(INFORMATION SUPPLIED begins)
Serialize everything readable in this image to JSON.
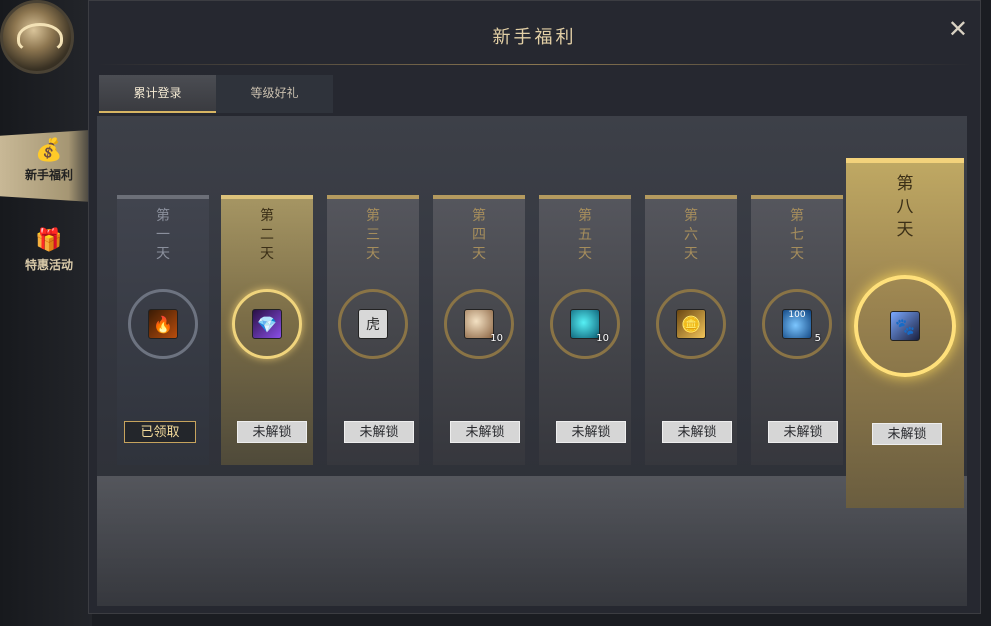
{
  "title": "新手福利",
  "close_icon": "✕",
  "sidebar": [
    {
      "label": "新手福利",
      "icon": "money-bag-icon",
      "active": true
    },
    {
      "label": "特惠活动",
      "icon": "gift-box-icon",
      "active": false
    }
  ],
  "tabs": [
    {
      "label": "累计登录",
      "active": true
    },
    {
      "label": "等级好礼",
      "active": false
    }
  ],
  "days": [
    {
      "day_label": "第一天",
      "item_icon": "fire-orb-icon",
      "count": "",
      "button": "已领取",
      "state": "claimed"
    },
    {
      "day_label": "第二天",
      "item_icon": "purple-gem-icon",
      "count": "",
      "button": "未解锁",
      "state": "gold"
    },
    {
      "day_label": "第三天",
      "item_icon": "tiger-card-icon",
      "count": "",
      "button": "未解锁",
      "state": "locked"
    },
    {
      "day_label": "第四天",
      "item_icon": "orb-icon",
      "count": "10",
      "button": "未解锁",
      "state": "locked"
    },
    {
      "day_label": "第五天",
      "item_icon": "blue-swirl-icon",
      "count": "10",
      "button": "未解锁",
      "state": "locked"
    },
    {
      "day_label": "第六天",
      "item_icon": "gold-coins-icon",
      "count": "",
      "button": "未解锁",
      "state": "locked"
    },
    {
      "day_label": "第七天",
      "item_icon": "blue-potion-100-icon",
      "count": "5",
      "button": "未解锁",
      "state": "locked"
    },
    {
      "day_label": "第八天",
      "item_icon": "mount-icon",
      "count": "",
      "button": "未解锁",
      "state": "big"
    }
  ],
  "item_texts": [
    "100"
  ],
  "colors": {
    "accent_gold": "#d7b563",
    "panel_dark": "#262830",
    "claimed_border": "#c6a35d"
  }
}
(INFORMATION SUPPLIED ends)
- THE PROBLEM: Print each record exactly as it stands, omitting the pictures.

- SOLUTION FOR THIS EXERCISE:
Serialize everything readable in this image to JSON.
{
  "title": "新手福利",
  "close_icon": "✕",
  "sidebar": [
    {
      "label": "新手福利",
      "icon": "money-bag-icon",
      "active": true
    },
    {
      "label": "特惠活动",
      "icon": "gift-box-icon",
      "active": false
    }
  ],
  "tabs": [
    {
      "label": "累计登录",
      "active": true
    },
    {
      "label": "等级好礼",
      "active": false
    }
  ],
  "days": [
    {
      "day_label": "第一天",
      "item_icon": "fire-orb-icon",
      "count": "",
      "button": "已领取",
      "state": "claimed"
    },
    {
      "day_label": "第二天",
      "item_icon": "purple-gem-icon",
      "count": "",
      "button": "未解锁",
      "state": "gold"
    },
    {
      "day_label": "第三天",
      "item_icon": "tiger-card-icon",
      "count": "",
      "button": "未解锁",
      "state": "locked"
    },
    {
      "day_label": "第四天",
      "item_icon": "orb-icon",
      "count": "10",
      "button": "未解锁",
      "state": "locked"
    },
    {
      "day_label": "第五天",
      "item_icon": "blue-swirl-icon",
      "count": "10",
      "button": "未解锁",
      "state": "locked"
    },
    {
      "day_label": "第六天",
      "item_icon": "gold-coins-icon",
      "count": "",
      "button": "未解锁",
      "state": "locked"
    },
    {
      "day_label": "第七天",
      "item_icon": "blue-potion-100-icon",
      "count": "5",
      "button": "未解锁",
      "state": "locked"
    },
    {
      "day_label": "第八天",
      "item_icon": "mount-icon",
      "count": "",
      "button": "未解锁",
      "state": "big"
    }
  ],
  "item_texts": [
    "100"
  ],
  "colors": {
    "accent_gold": "#d7b563",
    "panel_dark": "#262830",
    "claimed_border": "#c6a35d"
  }
}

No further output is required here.